* [What is being asked]:
Should a line below contain the word "value", report it.

(Beginning of The input)

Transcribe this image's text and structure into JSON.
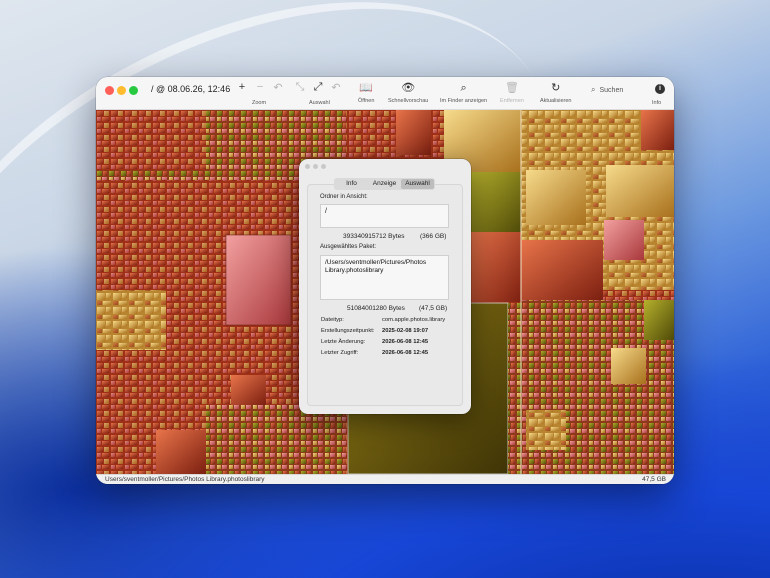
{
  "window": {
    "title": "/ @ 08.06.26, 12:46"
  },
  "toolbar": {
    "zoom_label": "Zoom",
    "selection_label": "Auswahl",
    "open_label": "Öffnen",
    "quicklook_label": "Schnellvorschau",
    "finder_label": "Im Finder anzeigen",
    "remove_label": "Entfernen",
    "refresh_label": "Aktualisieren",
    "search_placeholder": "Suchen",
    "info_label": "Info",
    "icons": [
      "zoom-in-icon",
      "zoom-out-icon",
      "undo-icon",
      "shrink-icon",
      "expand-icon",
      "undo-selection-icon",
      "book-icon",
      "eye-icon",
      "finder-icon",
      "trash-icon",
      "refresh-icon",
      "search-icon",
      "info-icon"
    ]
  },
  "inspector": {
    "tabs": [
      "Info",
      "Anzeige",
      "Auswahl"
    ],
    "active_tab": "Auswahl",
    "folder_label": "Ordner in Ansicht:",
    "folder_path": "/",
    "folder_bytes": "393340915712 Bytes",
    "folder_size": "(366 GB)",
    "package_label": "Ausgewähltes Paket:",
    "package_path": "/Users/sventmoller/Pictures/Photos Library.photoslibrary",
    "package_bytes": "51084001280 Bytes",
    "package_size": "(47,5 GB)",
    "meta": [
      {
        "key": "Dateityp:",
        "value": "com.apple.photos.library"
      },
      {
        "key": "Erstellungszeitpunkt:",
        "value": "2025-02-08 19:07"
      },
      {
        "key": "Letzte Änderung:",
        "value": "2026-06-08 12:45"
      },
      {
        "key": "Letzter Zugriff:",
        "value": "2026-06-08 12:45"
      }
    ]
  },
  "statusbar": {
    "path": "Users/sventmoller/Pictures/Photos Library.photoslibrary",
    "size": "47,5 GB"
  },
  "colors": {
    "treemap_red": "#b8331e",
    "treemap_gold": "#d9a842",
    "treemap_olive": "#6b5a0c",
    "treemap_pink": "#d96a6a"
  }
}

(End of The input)

* [Your solution]:
        "value": "com.apple.photos.library"
        "value": "2025-02-08 19:07"
        "value": "2026-06-08 12:45"
        "value": "2026-06-08 12:45"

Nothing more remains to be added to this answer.